(Data to examine Opens)

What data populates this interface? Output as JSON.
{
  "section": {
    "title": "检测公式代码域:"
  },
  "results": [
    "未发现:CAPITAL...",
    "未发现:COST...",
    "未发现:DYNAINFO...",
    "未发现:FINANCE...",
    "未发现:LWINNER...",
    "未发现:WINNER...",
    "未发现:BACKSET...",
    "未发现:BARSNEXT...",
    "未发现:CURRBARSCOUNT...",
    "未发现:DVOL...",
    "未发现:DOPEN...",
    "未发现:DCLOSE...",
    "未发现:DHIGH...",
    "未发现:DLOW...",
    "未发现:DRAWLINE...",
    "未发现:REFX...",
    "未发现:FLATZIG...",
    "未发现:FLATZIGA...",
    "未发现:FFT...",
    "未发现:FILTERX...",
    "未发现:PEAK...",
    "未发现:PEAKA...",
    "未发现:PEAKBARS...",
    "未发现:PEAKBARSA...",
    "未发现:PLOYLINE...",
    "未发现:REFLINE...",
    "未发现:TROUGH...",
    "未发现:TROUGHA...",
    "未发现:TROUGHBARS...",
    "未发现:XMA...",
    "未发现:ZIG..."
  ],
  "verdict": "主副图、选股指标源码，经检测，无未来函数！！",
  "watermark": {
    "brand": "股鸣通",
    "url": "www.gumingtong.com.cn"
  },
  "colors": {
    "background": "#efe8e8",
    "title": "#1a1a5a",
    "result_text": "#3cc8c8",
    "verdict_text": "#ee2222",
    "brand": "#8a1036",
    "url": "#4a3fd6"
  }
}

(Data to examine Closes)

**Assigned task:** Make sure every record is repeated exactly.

**Response to this task:**
What data populates this interface? Output as JSON.
{
  "section": {
    "title": "检测公式代码域:"
  },
  "results": [
    "未发现:CAPITAL...",
    "未发现:COST...",
    "未发现:DYNAINFO...",
    "未发现:FINANCE...",
    "未发现:LWINNER...",
    "未发现:WINNER...",
    "未发现:BACKSET...",
    "未发现:BARSNEXT...",
    "未发现:CURRBARSCOUNT...",
    "未发现:DVOL...",
    "未发现:DOPEN...",
    "未发现:DCLOSE...",
    "未发现:DHIGH...",
    "未发现:DLOW...",
    "未发现:DRAWLINE...",
    "未发现:REFX...",
    "未发现:FLATZIG...",
    "未发现:FLATZIGA...",
    "未发现:FFT...",
    "未发现:FILTERX...",
    "未发现:PEAK...",
    "未发现:PEAKA...",
    "未发现:PEAKBARS...",
    "未发现:PEAKBARSA...",
    "未发现:PLOYLINE...",
    "未发现:REFLINE...",
    "未发现:TROUGH...",
    "未发现:TROUGHA...",
    "未发现:TROUGHBARS...",
    "未发现:XMA...",
    "未发现:ZIG..."
  ],
  "verdict": "主副图、选股指标源码，经检测，无未来函数！！",
  "watermark": {
    "brand": "股鸣通",
    "url": "www.gumingtong.com.cn"
  },
  "colors": {
    "background": "#efe8e8",
    "title": "#1a1a5a",
    "result_text": "#3cc8c8",
    "verdict_text": "#ee2222",
    "brand": "#8a1036",
    "url": "#4a3fd6"
  }
}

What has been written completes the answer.